Stored items:
•••

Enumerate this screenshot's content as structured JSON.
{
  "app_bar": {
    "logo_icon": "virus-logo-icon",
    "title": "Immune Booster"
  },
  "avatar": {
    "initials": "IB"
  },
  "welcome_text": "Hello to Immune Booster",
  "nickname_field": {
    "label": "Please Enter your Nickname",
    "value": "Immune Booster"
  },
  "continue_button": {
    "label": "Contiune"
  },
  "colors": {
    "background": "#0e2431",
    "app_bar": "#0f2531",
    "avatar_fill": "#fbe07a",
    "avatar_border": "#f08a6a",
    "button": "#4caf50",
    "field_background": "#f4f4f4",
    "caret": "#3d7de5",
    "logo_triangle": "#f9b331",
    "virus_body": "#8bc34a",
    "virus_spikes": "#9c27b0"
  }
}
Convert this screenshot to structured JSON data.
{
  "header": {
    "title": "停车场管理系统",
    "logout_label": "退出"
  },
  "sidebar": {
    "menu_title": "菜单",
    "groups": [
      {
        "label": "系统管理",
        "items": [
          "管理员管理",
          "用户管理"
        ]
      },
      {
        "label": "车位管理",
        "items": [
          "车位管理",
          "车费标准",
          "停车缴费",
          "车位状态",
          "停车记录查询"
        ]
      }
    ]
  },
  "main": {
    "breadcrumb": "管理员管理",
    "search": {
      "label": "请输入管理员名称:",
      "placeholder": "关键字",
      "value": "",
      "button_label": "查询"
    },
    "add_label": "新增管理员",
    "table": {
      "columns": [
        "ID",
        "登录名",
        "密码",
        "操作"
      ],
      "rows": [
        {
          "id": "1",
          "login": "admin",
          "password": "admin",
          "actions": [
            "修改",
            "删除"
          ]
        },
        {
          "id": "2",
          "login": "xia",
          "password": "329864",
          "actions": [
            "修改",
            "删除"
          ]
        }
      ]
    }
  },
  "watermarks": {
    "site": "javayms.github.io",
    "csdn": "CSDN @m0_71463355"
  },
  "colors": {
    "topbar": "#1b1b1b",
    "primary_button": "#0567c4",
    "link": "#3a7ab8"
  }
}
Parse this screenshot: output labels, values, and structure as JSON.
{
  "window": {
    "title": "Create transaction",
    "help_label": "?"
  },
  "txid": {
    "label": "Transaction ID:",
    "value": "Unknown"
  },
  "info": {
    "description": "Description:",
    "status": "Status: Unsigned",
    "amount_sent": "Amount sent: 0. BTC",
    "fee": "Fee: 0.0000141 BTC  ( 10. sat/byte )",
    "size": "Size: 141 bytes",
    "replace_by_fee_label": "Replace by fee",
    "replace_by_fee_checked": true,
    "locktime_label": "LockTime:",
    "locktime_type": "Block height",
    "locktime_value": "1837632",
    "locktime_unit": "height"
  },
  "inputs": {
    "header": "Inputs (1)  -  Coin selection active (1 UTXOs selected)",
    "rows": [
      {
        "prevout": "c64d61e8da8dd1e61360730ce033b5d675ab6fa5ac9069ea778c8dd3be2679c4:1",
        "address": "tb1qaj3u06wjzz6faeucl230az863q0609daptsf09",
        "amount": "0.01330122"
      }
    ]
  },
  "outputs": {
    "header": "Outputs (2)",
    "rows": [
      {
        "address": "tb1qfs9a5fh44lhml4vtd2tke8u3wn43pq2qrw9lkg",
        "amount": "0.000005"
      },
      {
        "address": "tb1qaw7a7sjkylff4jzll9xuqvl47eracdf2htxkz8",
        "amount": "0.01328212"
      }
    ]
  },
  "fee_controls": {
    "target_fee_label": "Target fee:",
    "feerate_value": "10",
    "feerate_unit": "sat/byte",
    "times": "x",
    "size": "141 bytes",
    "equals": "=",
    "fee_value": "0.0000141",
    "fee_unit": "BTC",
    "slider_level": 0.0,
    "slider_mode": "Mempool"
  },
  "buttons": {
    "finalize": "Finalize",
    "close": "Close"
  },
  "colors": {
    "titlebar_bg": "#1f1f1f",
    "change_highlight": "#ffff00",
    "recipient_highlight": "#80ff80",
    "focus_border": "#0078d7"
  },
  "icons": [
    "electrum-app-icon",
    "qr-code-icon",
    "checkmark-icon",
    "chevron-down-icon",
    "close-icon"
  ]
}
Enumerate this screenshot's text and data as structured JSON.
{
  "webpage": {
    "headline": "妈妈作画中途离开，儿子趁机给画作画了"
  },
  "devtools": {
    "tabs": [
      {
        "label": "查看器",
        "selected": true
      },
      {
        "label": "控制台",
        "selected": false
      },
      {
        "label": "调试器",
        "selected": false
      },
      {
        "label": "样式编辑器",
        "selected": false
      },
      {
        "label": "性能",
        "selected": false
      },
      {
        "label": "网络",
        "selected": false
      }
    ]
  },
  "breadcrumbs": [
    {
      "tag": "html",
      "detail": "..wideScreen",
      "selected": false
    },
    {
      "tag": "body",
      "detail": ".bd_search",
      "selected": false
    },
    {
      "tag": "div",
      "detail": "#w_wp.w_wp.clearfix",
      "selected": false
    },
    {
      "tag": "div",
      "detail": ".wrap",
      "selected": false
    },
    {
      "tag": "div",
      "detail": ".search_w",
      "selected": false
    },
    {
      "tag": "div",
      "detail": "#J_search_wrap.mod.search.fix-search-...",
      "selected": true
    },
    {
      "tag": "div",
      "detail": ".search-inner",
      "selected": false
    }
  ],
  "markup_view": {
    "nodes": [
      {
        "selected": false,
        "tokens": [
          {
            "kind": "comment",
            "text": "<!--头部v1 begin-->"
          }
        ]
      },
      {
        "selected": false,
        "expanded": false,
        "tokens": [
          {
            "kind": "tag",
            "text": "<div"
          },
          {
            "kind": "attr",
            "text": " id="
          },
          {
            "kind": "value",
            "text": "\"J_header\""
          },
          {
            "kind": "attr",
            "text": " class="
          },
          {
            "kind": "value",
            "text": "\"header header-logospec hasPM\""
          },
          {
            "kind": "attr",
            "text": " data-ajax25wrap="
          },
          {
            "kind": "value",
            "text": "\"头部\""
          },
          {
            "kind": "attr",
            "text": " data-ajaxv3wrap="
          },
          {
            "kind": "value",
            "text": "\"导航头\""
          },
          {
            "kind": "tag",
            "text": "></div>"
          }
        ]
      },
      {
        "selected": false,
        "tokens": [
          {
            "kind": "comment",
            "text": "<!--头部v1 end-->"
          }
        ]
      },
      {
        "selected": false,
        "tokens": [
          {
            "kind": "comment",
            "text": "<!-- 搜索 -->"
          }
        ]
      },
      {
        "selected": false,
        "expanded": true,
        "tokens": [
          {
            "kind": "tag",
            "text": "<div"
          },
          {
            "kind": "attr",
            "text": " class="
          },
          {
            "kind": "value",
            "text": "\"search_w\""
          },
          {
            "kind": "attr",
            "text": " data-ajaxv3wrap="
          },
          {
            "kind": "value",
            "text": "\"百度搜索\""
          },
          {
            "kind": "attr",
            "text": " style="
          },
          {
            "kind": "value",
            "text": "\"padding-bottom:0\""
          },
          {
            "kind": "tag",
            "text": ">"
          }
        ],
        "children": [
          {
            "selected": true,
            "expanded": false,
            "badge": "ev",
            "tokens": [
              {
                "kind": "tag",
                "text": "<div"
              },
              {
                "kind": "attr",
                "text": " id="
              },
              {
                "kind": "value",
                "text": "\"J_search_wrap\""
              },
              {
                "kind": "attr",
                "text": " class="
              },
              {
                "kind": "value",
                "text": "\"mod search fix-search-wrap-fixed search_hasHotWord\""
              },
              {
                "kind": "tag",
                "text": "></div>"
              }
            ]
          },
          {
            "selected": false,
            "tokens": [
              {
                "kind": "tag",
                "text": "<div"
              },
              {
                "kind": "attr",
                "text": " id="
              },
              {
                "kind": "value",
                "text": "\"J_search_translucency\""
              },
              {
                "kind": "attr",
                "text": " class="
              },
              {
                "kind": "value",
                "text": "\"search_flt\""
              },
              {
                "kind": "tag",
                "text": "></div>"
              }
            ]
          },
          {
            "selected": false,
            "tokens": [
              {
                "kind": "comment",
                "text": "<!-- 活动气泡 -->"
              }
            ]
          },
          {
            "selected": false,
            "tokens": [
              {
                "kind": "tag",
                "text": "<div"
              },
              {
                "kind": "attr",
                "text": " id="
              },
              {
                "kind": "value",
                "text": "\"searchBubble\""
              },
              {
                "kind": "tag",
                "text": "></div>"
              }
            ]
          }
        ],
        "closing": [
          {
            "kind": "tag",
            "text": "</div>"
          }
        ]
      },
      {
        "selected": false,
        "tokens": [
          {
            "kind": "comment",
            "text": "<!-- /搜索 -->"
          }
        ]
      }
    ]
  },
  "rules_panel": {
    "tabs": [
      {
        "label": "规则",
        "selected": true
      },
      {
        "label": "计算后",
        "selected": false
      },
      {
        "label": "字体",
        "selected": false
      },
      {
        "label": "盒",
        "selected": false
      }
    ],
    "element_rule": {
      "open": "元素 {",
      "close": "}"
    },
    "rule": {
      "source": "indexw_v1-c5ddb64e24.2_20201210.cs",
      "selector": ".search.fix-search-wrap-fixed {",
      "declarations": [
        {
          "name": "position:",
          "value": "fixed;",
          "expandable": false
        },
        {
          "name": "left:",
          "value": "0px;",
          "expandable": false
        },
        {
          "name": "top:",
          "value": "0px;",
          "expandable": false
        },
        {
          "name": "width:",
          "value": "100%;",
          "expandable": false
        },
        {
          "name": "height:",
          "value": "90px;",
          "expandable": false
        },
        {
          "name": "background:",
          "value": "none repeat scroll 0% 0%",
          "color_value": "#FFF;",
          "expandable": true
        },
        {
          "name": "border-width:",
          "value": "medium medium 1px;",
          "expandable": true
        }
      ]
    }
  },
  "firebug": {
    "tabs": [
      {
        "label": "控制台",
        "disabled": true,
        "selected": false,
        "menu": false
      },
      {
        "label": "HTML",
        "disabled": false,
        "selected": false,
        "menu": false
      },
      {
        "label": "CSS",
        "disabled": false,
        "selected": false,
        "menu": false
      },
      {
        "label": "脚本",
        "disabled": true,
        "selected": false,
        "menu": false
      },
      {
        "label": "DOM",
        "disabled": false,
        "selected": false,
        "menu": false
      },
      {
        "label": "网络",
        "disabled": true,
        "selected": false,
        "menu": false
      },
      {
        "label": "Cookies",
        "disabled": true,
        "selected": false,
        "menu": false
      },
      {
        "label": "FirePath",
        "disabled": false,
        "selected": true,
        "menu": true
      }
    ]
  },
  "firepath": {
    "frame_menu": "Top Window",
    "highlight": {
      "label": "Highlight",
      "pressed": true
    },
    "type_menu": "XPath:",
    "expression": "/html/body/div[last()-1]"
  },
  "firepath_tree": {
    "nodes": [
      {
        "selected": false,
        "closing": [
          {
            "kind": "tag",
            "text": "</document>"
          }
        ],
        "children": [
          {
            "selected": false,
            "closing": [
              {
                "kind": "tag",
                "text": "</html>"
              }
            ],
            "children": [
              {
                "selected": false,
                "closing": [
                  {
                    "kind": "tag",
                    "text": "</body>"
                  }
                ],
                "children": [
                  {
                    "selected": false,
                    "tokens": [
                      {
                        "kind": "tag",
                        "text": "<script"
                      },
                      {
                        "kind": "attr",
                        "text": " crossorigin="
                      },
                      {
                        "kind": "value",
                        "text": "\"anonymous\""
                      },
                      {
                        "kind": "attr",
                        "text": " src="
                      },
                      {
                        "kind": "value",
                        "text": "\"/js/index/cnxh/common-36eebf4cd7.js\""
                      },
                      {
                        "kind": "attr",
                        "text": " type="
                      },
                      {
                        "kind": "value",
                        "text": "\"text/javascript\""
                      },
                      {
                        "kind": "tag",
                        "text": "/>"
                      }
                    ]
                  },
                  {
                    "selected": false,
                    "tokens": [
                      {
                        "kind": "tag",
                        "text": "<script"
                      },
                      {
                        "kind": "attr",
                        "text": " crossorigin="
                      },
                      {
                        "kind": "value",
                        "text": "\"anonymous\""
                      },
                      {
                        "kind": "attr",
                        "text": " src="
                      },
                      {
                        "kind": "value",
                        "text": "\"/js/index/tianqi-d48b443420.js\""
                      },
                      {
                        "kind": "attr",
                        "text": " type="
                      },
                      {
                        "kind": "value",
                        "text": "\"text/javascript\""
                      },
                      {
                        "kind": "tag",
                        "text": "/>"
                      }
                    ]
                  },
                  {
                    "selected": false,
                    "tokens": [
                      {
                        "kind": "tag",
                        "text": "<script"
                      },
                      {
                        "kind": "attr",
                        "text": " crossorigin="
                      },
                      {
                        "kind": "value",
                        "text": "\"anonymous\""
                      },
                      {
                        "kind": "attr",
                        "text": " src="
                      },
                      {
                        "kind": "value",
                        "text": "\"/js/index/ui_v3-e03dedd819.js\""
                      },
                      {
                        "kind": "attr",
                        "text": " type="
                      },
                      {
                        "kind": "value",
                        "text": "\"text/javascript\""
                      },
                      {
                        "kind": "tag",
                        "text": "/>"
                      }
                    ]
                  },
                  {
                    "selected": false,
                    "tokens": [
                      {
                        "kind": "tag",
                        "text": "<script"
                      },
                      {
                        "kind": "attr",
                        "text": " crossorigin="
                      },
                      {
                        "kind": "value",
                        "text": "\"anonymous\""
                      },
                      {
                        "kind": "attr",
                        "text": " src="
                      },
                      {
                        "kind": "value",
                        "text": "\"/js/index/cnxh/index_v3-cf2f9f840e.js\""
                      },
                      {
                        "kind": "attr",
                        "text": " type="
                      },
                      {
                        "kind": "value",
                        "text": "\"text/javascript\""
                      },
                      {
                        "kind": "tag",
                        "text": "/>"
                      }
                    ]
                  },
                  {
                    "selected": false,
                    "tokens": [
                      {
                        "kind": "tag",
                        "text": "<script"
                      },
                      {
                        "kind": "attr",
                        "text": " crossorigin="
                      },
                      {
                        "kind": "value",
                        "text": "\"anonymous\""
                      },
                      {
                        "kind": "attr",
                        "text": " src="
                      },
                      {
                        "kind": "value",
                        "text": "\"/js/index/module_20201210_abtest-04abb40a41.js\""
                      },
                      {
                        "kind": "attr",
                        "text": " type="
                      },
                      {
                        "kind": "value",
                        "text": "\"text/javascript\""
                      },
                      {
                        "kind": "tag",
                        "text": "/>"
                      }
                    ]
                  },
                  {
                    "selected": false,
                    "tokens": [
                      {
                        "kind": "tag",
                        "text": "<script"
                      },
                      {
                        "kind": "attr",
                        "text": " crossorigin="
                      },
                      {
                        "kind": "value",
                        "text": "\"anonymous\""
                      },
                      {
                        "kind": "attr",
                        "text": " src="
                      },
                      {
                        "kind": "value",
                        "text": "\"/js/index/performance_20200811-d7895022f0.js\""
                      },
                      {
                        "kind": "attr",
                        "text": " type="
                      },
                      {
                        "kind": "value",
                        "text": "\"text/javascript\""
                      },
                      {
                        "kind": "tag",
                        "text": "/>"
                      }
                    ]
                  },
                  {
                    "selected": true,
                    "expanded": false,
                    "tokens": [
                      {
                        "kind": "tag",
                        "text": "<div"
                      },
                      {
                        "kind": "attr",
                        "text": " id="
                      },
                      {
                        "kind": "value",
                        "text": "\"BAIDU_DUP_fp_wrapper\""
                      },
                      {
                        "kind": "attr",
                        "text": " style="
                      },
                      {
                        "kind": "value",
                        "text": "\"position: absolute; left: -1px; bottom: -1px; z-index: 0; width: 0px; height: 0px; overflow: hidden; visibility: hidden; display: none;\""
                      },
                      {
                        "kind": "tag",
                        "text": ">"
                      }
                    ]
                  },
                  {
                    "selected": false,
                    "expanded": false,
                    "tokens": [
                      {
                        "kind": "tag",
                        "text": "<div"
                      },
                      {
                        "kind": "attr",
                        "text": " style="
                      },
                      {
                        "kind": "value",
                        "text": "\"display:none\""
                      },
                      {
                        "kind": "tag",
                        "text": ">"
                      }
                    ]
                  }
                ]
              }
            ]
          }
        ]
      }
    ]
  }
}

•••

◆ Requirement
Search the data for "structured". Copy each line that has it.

◆ Result
Enumerate this screenshot's content as structured JSON.
Convert this screenshot to structured JSON data.
Enumerate this screenshot's text and data as structured JSON.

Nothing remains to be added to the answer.